It's not just the preponderance of sexual images on Fox News that gives pause; it's also the way in which the women of Fox News are treated on the air by their male counterparts. O'Reilly's peculiar private attitudes towards women are well-known, so it's unsurprising that a certain amount of sexism should creep into his professional life. O'Reilly flies solo on The O'Reilly Factor, but he is usually accompanied by guest host and Harvard-educated lawyer Lis Wiehl when he takes to the radio waves.

Over at Media Matters, we noted that in the course of two weeks in November 2005, O'Reilly told Wiehl that she should protest outside CBS in a bikini, that she was "ask[ing] for" a "full-body search," and that she should learn to striptease because "she's a good-looking blonde." We also documented Brit Hume, managing editor of Fox News' Washington bureau and presidential historian, telling DaySide co-host Juliet Huddy, "I'm not answering any questions until I get to see [your] boots." On the Jan. 27 edition of DaySide, Jerrick told Huddy that "everybody in the audience is talking about your stockings today," and then everybody watching at home was treated to a below-the-desk camera shot of Huddy's fishnet stockings.

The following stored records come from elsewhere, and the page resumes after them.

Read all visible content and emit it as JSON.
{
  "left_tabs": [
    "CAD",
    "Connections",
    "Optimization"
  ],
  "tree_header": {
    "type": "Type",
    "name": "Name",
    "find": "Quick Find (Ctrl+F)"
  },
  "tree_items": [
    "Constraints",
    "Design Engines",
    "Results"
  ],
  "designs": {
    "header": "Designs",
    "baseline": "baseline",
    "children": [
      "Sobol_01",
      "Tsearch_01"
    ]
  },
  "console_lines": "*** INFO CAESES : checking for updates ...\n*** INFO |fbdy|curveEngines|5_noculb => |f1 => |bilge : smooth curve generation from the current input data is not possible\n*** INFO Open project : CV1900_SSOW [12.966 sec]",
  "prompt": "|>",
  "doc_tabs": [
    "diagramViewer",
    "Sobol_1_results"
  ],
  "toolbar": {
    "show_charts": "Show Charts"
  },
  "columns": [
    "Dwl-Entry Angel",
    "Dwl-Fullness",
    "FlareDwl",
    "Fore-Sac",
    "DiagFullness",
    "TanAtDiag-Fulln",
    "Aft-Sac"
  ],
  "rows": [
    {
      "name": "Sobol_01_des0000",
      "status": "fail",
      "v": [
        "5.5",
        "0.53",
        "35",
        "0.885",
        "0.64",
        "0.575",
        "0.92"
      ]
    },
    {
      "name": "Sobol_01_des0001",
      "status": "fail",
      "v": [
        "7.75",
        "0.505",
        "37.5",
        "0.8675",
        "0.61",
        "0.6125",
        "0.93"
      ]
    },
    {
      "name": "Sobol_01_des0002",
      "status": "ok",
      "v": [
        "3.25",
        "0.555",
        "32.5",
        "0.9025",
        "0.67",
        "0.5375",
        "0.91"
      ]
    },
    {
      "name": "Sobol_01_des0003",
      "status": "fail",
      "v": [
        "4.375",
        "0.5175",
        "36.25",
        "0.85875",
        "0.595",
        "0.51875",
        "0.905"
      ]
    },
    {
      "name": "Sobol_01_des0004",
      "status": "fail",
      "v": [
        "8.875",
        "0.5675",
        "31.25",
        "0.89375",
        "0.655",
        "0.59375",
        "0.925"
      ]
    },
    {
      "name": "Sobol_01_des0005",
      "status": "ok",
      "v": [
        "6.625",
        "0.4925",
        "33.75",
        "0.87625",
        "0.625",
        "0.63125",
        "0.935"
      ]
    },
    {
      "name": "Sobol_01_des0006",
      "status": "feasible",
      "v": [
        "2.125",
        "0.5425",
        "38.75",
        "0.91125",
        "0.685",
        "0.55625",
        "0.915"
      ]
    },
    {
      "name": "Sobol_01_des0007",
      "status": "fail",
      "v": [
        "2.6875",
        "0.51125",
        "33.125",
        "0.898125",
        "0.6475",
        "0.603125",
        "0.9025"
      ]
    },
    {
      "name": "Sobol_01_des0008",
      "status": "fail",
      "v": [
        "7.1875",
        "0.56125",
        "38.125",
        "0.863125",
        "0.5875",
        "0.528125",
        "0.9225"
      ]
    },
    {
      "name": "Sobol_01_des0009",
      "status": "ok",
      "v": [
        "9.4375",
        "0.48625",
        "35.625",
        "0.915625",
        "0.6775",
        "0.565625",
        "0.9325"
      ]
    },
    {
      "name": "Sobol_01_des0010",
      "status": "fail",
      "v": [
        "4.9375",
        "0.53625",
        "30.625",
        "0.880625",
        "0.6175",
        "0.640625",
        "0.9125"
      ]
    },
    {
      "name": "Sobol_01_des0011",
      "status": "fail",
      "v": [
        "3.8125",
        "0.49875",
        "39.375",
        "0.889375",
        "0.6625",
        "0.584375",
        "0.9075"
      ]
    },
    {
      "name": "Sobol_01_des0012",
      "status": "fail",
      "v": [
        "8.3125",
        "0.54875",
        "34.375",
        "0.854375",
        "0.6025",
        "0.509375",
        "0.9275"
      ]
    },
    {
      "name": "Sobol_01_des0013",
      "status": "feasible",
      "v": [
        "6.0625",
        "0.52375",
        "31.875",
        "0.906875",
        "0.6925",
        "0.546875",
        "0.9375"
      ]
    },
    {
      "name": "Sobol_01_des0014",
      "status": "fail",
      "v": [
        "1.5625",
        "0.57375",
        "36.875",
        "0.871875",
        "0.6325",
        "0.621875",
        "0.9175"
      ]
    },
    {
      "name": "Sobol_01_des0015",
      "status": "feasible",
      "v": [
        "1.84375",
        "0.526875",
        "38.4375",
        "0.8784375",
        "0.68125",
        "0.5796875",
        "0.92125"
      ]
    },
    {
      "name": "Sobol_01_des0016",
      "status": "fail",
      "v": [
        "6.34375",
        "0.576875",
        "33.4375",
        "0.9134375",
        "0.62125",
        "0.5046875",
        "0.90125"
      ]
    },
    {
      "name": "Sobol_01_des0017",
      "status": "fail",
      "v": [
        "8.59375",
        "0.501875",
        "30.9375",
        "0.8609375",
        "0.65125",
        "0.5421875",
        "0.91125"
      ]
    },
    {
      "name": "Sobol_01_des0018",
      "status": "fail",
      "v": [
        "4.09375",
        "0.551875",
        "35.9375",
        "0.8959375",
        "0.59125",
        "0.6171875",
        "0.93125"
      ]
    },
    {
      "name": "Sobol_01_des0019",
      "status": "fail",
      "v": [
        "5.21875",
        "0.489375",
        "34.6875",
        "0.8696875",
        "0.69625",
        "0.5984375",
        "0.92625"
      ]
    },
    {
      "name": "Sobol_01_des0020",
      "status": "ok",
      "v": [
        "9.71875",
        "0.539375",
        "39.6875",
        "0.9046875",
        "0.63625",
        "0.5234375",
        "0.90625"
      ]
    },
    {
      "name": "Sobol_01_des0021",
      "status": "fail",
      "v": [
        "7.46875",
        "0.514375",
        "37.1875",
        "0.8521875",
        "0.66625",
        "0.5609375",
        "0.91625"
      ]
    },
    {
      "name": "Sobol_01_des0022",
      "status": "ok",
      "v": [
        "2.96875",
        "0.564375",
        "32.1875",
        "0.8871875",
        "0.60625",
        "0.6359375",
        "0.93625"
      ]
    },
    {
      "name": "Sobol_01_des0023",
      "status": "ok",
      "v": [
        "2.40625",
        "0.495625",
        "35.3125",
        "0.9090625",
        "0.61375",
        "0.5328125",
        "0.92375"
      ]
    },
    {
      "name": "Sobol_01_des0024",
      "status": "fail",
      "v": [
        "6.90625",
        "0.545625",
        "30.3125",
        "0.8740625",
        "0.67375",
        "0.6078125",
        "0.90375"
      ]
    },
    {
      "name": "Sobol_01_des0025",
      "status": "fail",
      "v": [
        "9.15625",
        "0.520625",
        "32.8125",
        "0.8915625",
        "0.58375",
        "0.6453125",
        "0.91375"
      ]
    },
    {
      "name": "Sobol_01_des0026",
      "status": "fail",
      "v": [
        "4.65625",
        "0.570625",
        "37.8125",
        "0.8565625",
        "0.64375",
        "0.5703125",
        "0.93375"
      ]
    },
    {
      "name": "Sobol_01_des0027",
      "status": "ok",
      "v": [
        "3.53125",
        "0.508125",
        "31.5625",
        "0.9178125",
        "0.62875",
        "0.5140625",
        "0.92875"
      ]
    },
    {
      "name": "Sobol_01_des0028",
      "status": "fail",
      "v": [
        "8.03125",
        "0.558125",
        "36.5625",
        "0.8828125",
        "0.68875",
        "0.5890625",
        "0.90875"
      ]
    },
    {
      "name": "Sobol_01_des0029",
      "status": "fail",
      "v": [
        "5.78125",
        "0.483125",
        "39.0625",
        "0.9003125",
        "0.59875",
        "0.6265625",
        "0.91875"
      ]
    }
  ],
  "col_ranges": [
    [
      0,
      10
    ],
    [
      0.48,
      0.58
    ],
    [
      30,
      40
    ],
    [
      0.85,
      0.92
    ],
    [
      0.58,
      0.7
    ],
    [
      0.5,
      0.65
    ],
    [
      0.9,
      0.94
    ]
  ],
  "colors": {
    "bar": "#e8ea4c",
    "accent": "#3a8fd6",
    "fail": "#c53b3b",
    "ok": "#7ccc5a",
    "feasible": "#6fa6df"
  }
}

During its coverage of the inaugural balls this past January, Fox News featured regular reports from general assignment reporter Megyn Kendall, who was wearing a stylish red dress with a plunging neckline. Most of Fox's inaugural ball coverage featured on-screen text -- cable news channels rarely, if ever, go more than a second or two without on-screen text. But when the camera was on Kendall, the text would mysteriously disappear -- treating viewers to an unobstructed view of Kendall's plunging neckline. When the camera moved off Kendall, or Fox cut to someone else, the text would pop back up.

Fox presents itself as an organization devoted to professional journalism ("Fair and Balanced," "the most powerful name in news," etc.), and it enjoys the highest ratings share of the three major cable news networks. But how can a news network be taken seriously when it constantly airs footage of nearly naked women and then complains about TV becoming too raunchy? How can a news network be taken seriously when its female employees are treated in an unprofessional manner and objectified on the air?

It's becoming increasingly clear that Fox News succeeds not by providing quality journalism, but by entertaining its viewers, and this formula is finding adherents in other media outlets. CBS chairman Les Moonves told the New York Times in September 2005: "On the one hand, we could have a newscast like The Big Breakfast in England, where women give the news in lingerie. Or there's Naked News, which is on cable in England. I saw a clip of it. It's a woman giving the news as she's getting undressed. And then, on the other hand, you could have two boring people behind a desk. Our newscast has to be somewhere in between." Moonves basically described Fox News: It's not quite news, and it's not quite porn, but it's pretending to be both.
Simon S. Maloy is a writer and researcher for Media Matters for America.